BEGIN Data shown

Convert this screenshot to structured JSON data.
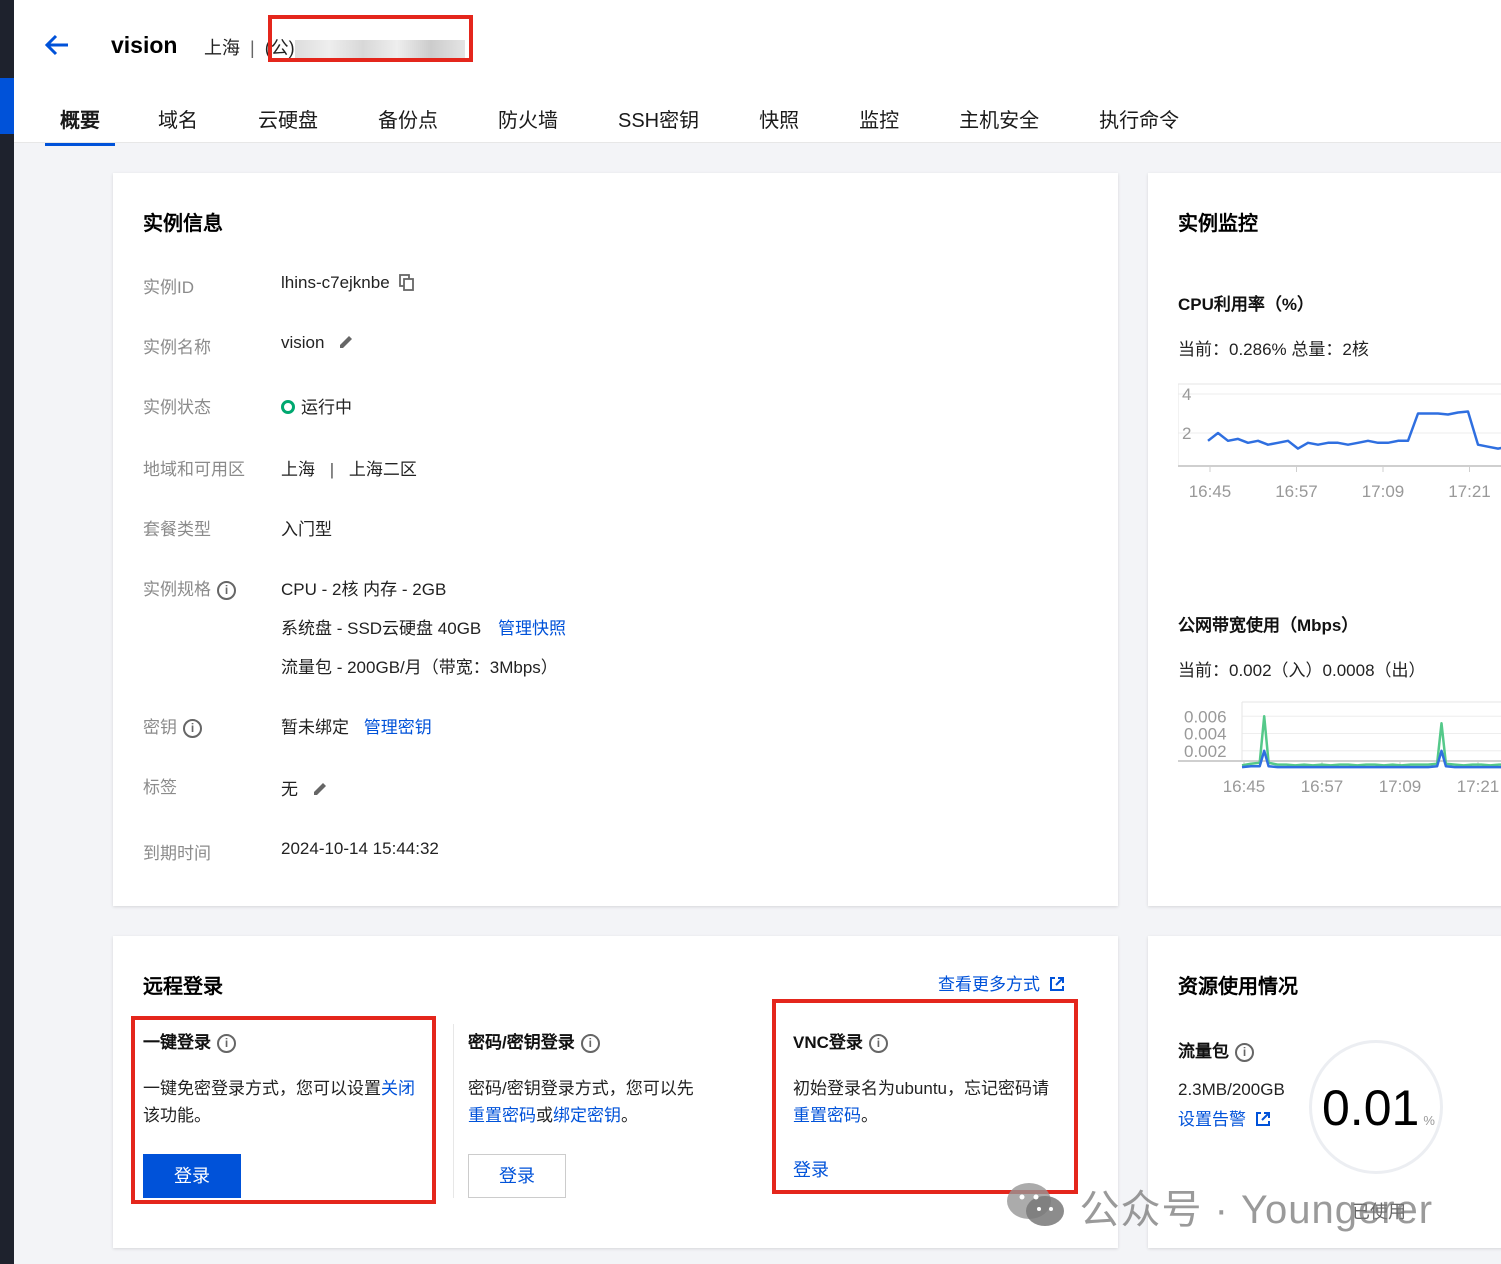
{
  "header": {
    "title": "vision",
    "region": "上海",
    "separator": "|",
    "ip_prefix": "(公)"
  },
  "tabs": [
    "概要",
    "域名",
    "云硬盘",
    "备份点",
    "防火墙",
    "SSH密钥",
    "快照",
    "监控",
    "主机安全",
    "执行命令"
  ],
  "instance_info": {
    "title": "实例信息",
    "rows": {
      "id_label": "实例ID",
      "id_value": "lhins-c7ejknbe",
      "name_label": "实例名称",
      "name_value": "vision",
      "status_label": "实例状态",
      "status_value": "运行中",
      "zone_label": "地域和可用区",
      "zone_region": "上海",
      "zone_sep": "|",
      "zone_zone": "上海二区",
      "plan_label": "套餐类型",
      "plan_value": "入门型",
      "spec_label": "实例规格",
      "spec_cpu": "CPU - 2核 内存 - 2GB",
      "spec_disk": "系统盘 - SSD云硬盘 40GB",
      "spec_disk_link": "管理快照",
      "spec_traffic": "流量包 - 200GB/月（带宽：3Mbps）",
      "key_label": "密钥",
      "key_value": "暂未绑定",
      "key_link": "管理密钥",
      "tag_label": "标签",
      "tag_value": "无",
      "expire_label": "到期时间",
      "expire_value": "2024-10-14 15:44:32"
    }
  },
  "monitor": {
    "title": "实例监控",
    "cpu_title": "CPU利用率（%）",
    "cpu_current": "当前：0.286% 总量：2核",
    "bw_title": "公网带宽使用（Mbps）",
    "bw_current": "当前：0.002（入）0.0008（出）"
  },
  "chart_data": [
    {
      "type": "line",
      "title": "CPU利用率（%）",
      "x_ticks": [
        "16:45",
        "16:57",
        "17:09",
        "17:21"
      ],
      "y_ticks": [
        "4",
        "2"
      ],
      "ylim": [
        0,
        4
      ],
      "series": [
        {
          "color": "#2f6fe0",
          "x": [
            0,
            2,
            4,
            6,
            8,
            10,
            12,
            14,
            16,
            18,
            20,
            22,
            24,
            26,
            28,
            30,
            32,
            34,
            36,
            38,
            40,
            42,
            44,
            46,
            48,
            50,
            52,
            54,
            56,
            58,
            60
          ],
          "values": [
            1.6,
            2.0,
            1.6,
            1.7,
            1.5,
            1.6,
            1.4,
            1.5,
            1.6,
            1.2,
            1.5,
            1.4,
            1.5,
            1.5,
            1.4,
            1.5,
            1.6,
            1.5,
            1.5,
            1.6,
            1.6,
            3.0,
            3.0,
            3.0,
            2.95,
            3.05,
            3.1,
            1.4,
            1.3,
            1.2,
            1.3
          ]
        }
      ]
    },
    {
      "type": "line",
      "title": "公网带宽使用（Mbps）",
      "x_ticks": [
        "16:45",
        "16:57",
        "17:09",
        "17:21"
      ],
      "y_ticks": [
        "0.006",
        "0.004",
        "0.002"
      ],
      "ylim": [
        0,
        0.0065
      ],
      "series": [
        {
          "color": "#55c98a",
          "x": [
            0,
            2,
            4,
            5,
            6,
            8,
            10,
            12,
            14,
            16,
            18,
            20,
            22,
            24,
            26,
            28,
            30,
            32,
            34,
            36,
            38,
            40,
            42,
            44,
            45,
            46,
            48,
            50,
            52,
            54,
            56,
            58,
            60
          ],
          "values": [
            0.0003,
            0.0005,
            0.0006,
            0.006,
            0.0006,
            0.0004,
            0.0004,
            0.0003,
            0.0004,
            0.0003,
            0.0004,
            0.0003,
            0.0004,
            0.0004,
            0.0003,
            0.0004,
            0.0004,
            0.0003,
            0.0004,
            0.0003,
            0.0004,
            0.0004,
            0.0004,
            0.0005,
            0.0052,
            0.0005,
            0.0004,
            0.0003,
            0.0004,
            0.0004,
            0.0003,
            0.0004,
            0.0004
          ]
        },
        {
          "color": "#2f6fe0",
          "x": [
            0,
            2,
            4,
            5,
            6,
            8,
            10,
            12,
            14,
            16,
            18,
            20,
            22,
            24,
            26,
            28,
            30,
            32,
            34,
            36,
            38,
            40,
            42,
            44,
            45,
            46,
            48,
            50,
            52,
            54,
            56,
            58,
            60
          ],
          "values": [
            0.0001,
            0.0002,
            0.0002,
            0.002,
            0.0002,
            0.0001,
            0.0001,
            0.0001,
            0.0001,
            0.0001,
            0.0001,
            0.0001,
            0.0001,
            0.0001,
            0.0001,
            0.0001,
            0.0001,
            0.0001,
            0.0001,
            0.0001,
            0.0001,
            0.0001,
            0.0001,
            0.0002,
            0.002,
            0.0002,
            0.0001,
            0.0001,
            0.0001,
            0.0001,
            0.0001,
            0.0001,
            0.0001
          ]
        }
      ]
    }
  ],
  "remote_login": {
    "title": "远程登录",
    "more_link": "查看更多方式",
    "one_click": {
      "title": "一键登录",
      "desc_1": "一键免密登录方式，您可以设置",
      "desc_link": "关闭",
      "desc_2": "该功能。",
      "button": "登录"
    },
    "password": {
      "title": "密码/密钥登录",
      "desc_1": "密码/密钥登录方式，您可以先",
      "link_reset": "重置密码",
      "or": "或",
      "link_bind": "绑定密钥",
      "end": "。",
      "button": "登录"
    },
    "vnc": {
      "title": "VNC登录",
      "desc_1": "初始登录名为ubuntu，忘记密码请",
      "link_reset": "重置密码",
      "end": "。",
      "button": "登录"
    }
  },
  "resource": {
    "title": "资源使用情况",
    "traffic_label": "流量包",
    "traffic_value": "2.3MB/200GB",
    "alert_link": "设置告警",
    "percent": "0.01",
    "percent_unit": "%",
    "used_label": "已使用"
  },
  "watermark": "公众号 · Youngerer",
  "colors": {
    "accent": "#0052d9",
    "highlight_box": "#e4261c",
    "running": "#00a870"
  }
}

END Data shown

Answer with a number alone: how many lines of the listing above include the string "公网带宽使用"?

Exercise solution: 2